He would been delighted if “Israel would have made that move before any other country” as then “everybody else would follow”.

On Monday evening, at a special service in St Ann’s Church on Dublin’s Dawson St, Archbishop Naoum warmly thanked the Church of Ireland dioceses of Dublin and Glendalough for the €216,000 raised to date towards rebuilding the Al Ahli Hospital in Gaza.

The hospital, run by the Anglican diocese of Jerusalem, was badly damaged on October 17th last in an explosion which killed over 200 people sheltering there and injured many more. The Israeli Defence Forces and Hamas disputed responsibility for the blast.

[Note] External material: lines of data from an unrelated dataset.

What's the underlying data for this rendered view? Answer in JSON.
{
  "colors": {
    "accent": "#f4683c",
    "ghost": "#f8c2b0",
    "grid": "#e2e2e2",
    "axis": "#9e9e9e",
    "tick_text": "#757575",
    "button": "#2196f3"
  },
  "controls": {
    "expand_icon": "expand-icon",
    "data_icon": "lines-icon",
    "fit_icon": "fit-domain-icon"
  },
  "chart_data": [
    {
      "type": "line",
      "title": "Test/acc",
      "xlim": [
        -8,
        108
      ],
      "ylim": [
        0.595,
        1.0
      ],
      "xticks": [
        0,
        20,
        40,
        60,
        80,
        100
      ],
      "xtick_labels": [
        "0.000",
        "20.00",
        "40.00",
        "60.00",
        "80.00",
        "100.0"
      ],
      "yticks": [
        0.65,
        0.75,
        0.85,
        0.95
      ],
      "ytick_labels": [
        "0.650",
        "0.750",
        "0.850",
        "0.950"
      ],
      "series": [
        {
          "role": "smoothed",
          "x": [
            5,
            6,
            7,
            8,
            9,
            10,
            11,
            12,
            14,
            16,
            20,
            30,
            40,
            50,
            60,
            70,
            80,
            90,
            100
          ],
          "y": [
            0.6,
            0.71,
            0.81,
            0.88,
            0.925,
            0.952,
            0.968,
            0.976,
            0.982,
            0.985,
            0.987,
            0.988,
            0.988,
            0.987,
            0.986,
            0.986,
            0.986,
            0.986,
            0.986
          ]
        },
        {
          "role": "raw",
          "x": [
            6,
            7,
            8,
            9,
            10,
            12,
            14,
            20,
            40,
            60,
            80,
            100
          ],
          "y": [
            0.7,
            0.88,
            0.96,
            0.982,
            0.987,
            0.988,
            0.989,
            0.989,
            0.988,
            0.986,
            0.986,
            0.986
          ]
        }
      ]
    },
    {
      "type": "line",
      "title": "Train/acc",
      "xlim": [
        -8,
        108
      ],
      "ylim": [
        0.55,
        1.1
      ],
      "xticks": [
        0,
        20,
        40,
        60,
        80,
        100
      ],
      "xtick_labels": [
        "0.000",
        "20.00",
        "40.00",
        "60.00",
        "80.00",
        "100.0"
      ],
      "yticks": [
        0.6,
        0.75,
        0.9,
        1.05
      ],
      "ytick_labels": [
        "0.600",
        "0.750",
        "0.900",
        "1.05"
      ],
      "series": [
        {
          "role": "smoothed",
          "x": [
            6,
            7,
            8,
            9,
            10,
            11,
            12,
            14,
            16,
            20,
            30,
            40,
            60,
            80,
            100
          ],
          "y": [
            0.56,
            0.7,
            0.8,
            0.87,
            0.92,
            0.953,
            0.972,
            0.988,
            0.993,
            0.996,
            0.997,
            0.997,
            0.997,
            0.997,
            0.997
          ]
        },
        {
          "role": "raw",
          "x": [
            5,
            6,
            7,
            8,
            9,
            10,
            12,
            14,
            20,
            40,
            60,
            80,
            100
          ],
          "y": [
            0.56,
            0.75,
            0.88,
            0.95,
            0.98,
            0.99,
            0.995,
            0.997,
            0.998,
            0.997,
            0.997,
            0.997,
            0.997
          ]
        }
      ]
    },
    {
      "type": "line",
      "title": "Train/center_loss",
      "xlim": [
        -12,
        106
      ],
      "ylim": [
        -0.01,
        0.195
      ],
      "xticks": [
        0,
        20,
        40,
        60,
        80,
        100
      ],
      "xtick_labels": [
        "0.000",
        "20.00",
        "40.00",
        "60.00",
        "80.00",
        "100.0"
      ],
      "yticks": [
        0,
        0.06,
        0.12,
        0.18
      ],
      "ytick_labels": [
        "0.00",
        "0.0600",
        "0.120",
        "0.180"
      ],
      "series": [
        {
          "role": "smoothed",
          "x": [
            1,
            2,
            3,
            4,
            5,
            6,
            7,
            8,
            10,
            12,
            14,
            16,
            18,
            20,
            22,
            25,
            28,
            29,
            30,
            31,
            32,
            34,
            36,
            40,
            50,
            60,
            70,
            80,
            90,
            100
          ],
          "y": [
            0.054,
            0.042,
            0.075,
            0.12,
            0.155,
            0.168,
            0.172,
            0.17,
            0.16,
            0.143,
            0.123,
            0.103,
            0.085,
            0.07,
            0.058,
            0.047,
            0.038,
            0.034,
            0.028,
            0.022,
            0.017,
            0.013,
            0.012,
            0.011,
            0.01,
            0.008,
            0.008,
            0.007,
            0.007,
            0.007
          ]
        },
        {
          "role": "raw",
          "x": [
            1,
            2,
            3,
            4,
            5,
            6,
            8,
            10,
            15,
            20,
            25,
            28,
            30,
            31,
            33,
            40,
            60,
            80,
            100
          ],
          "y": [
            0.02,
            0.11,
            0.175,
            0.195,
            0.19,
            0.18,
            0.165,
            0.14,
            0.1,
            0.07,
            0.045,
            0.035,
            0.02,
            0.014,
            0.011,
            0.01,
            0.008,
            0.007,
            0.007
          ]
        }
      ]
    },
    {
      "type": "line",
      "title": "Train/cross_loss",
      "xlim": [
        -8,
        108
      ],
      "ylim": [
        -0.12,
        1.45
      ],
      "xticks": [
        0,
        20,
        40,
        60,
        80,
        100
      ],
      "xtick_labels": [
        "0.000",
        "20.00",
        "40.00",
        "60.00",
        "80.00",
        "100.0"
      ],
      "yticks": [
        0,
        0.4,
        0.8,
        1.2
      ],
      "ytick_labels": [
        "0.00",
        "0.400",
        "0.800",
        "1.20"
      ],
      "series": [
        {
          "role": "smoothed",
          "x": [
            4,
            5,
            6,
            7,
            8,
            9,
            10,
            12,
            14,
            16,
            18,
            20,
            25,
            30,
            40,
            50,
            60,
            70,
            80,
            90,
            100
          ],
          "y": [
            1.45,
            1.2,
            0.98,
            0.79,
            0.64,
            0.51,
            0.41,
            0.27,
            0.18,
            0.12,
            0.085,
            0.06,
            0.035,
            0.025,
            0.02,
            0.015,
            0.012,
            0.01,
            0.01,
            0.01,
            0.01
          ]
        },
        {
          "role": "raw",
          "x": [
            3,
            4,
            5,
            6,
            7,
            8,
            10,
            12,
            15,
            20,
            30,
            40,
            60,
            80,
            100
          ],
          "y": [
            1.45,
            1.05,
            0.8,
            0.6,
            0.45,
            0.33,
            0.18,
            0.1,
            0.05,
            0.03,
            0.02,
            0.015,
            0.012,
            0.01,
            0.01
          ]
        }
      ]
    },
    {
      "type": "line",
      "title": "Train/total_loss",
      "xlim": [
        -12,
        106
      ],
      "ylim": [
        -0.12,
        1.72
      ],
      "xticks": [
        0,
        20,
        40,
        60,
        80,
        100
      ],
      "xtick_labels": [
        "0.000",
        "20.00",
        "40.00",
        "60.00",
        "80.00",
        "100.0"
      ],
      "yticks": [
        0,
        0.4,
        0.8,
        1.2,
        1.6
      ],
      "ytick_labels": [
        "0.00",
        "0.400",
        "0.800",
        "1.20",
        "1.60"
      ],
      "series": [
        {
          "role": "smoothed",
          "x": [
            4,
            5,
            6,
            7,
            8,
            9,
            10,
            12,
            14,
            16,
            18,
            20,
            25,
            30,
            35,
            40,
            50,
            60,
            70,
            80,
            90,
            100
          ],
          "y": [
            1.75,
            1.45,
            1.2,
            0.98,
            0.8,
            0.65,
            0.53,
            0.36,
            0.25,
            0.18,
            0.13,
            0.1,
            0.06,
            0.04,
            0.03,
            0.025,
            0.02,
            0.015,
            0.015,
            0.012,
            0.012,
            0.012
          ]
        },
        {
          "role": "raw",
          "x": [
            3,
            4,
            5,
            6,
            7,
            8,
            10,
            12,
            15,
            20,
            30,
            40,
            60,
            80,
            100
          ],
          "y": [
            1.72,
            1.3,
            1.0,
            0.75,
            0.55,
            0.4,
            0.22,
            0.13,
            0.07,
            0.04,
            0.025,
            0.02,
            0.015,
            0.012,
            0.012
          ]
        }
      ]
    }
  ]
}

He recalled how, when the war began last October, people asked “what will happen if the hospital is destroyed?” He replied then that they would “build another hospital and another clinic, because we believe what we do. That’s why we opened another clinic in Rafah a month ago, in order to expand our work.”

Patsy McGarry

Patsy McGarry

Patsy McGarry is a contributor to The Irish Times